I’ve never removed a comment on this blog, even in fairly extreme situations. There are many reasons, including a general dislike of censorship and the notion that once I start policing content I become responsible for that which remains. There are also some purely practical concerns related to the near impossibility of such moderation actually being helpful. As the most active moderator on a forum through nearly a million contentious posts, I learned a few lessons that also apply to blogs.

  • Whipping out the moderator hat with no prior attempts to persuade or warn people only convinces them that you’re more interested in directing than in participating.
  • If moderation is necessary, it’s better to moderate an entire line of discussion instead of trying to make and enforce hard-to-defend distinctions between one comment and another.

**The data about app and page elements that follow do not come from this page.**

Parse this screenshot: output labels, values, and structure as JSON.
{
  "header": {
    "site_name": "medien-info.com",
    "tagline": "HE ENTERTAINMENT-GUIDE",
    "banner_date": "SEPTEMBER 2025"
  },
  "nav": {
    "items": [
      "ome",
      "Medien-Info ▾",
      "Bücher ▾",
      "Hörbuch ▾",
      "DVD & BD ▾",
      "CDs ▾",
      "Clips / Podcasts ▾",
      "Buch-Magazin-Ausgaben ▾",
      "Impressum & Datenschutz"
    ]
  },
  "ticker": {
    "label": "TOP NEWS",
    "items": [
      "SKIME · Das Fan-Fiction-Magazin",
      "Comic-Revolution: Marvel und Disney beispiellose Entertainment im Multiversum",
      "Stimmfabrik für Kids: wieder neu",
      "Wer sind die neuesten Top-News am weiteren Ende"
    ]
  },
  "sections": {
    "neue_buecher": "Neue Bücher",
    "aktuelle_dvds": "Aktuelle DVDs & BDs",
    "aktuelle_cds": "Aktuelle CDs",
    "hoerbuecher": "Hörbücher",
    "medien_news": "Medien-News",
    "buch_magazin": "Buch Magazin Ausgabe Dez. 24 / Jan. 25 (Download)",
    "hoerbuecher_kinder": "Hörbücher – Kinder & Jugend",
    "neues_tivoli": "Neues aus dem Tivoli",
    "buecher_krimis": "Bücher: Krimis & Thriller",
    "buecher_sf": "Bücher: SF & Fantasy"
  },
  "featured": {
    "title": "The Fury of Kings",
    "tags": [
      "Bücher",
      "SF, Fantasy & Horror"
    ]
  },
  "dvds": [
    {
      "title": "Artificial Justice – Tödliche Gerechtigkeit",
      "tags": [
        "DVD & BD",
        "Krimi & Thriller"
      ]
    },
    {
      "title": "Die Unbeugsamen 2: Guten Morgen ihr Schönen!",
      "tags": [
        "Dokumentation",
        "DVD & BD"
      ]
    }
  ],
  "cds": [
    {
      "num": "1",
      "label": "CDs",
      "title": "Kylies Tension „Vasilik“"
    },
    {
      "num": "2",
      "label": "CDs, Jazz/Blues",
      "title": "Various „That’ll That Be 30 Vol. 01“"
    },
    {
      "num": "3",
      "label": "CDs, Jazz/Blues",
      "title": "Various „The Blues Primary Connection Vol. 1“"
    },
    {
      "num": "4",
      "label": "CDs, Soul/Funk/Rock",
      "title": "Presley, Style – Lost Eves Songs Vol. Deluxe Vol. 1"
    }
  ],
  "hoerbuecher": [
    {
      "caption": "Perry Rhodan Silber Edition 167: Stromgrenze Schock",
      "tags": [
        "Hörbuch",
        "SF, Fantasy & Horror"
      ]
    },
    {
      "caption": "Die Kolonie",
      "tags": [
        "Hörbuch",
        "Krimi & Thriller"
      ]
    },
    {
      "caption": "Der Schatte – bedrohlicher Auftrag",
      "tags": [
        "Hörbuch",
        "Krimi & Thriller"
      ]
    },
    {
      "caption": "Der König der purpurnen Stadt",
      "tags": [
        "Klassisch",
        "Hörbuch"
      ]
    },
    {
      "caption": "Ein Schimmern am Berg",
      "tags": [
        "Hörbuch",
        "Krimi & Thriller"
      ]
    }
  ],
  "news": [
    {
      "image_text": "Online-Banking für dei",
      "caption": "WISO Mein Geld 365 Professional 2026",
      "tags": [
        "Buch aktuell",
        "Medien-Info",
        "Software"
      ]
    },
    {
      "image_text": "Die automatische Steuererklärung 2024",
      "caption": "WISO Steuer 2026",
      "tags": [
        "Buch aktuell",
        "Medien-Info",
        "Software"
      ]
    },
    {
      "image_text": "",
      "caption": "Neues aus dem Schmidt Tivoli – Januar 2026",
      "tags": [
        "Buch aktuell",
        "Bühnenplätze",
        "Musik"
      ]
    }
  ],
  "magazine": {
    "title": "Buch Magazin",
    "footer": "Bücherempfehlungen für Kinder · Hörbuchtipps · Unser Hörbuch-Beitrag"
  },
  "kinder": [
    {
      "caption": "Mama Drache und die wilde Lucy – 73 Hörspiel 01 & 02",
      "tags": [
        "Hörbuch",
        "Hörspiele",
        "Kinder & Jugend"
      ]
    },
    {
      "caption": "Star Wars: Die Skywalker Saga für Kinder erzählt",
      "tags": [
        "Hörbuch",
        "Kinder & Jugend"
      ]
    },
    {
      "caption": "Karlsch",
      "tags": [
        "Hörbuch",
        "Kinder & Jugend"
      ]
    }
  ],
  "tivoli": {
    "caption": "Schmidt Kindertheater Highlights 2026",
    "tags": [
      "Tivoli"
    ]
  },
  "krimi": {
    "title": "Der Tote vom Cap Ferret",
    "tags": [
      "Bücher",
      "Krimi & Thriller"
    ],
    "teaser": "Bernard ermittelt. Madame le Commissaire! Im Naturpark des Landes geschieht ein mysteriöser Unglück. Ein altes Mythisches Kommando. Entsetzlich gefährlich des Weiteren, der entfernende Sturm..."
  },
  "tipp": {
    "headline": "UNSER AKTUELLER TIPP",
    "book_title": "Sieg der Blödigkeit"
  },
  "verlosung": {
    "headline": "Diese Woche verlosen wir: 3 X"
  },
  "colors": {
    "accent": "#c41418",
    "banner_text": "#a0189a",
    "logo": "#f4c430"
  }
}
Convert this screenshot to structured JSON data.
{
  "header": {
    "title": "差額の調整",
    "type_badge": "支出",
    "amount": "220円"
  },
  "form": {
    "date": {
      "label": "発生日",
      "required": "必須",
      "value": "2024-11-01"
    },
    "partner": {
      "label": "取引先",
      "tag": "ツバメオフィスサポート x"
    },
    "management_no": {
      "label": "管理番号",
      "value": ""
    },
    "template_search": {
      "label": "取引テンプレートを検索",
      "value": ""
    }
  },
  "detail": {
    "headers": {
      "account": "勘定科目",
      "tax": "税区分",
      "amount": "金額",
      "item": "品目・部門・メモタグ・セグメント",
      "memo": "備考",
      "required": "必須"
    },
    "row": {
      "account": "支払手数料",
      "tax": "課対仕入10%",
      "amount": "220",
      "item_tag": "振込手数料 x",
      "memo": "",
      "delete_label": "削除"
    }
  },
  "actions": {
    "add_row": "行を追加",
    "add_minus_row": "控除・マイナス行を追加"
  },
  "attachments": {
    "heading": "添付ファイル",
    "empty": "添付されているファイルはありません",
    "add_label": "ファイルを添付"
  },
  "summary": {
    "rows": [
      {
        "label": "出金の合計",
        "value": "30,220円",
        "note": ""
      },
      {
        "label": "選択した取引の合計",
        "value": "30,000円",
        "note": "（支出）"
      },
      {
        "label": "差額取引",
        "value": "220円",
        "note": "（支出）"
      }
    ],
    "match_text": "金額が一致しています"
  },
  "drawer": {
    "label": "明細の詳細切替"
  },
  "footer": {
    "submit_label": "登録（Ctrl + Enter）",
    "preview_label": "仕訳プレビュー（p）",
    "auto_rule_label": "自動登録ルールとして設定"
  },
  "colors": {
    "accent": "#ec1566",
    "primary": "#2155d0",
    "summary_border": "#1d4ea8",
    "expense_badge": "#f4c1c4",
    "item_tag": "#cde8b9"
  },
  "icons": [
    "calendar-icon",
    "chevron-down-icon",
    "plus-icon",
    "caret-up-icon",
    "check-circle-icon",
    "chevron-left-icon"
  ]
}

Everybody – participants and observers alike – has their own idea who initiated a thread’s decline. People’s annoyance at being “caught in the net” is nothing compared to their anger at being singled out.
  • Deleting comments is a bad idea. Often, a comment will contain both a good part and a bad part. At best, deleting both leaves the remainder of the conversation disconnected and nonsensical. At worst, it also tells people that the effort they put into the good part means nothing to you. Close comments, mark bad ones, but don’t delete.

Unfortunately, in the thread elsewhere that inspired my own recent post about standards, Herb Sutter managed to make every one of these mistakes. I’m not saying that he was unjustified in taking action; it’s his blog, he wants traffic, and I for one had stopped visiting that thread because I got tired of being called a “freetard” and such by some of the other participants. What I’m saying is that the action he took was ill considered and poorly executed. For example, I can see that one comment, which was 95% serious commentary with one rude remark, was removed in toto; the “tinfoil hat” insult to which that one remark was a response was allowed to stand. How this fits Herb’s desire for “respectful disagreement” is a mystery, and it’s hard to escape the conclusion that the “moderator” was reacting to what was said rather than how. Whether intentionally or not, he has done less to improve the tone of the discussion than to influence its direction.

That such authoriarian and inconsistent actions were taken in the context of a thread about standards and openness is particularly telling. For too many people, those terms are just marketing hooks and not sincerely held principles. We already have “greenwashing” for the same phenomenon as it applies to ecological concerns. We need a similar term for people who talk the inclusive talk but don’t walk the walk. It’s a shame really, because I think that overall Herb is a good guy who brings great value to the techie blogosphere, but in this particular instance he seems to have taken a stance against responsible blogging.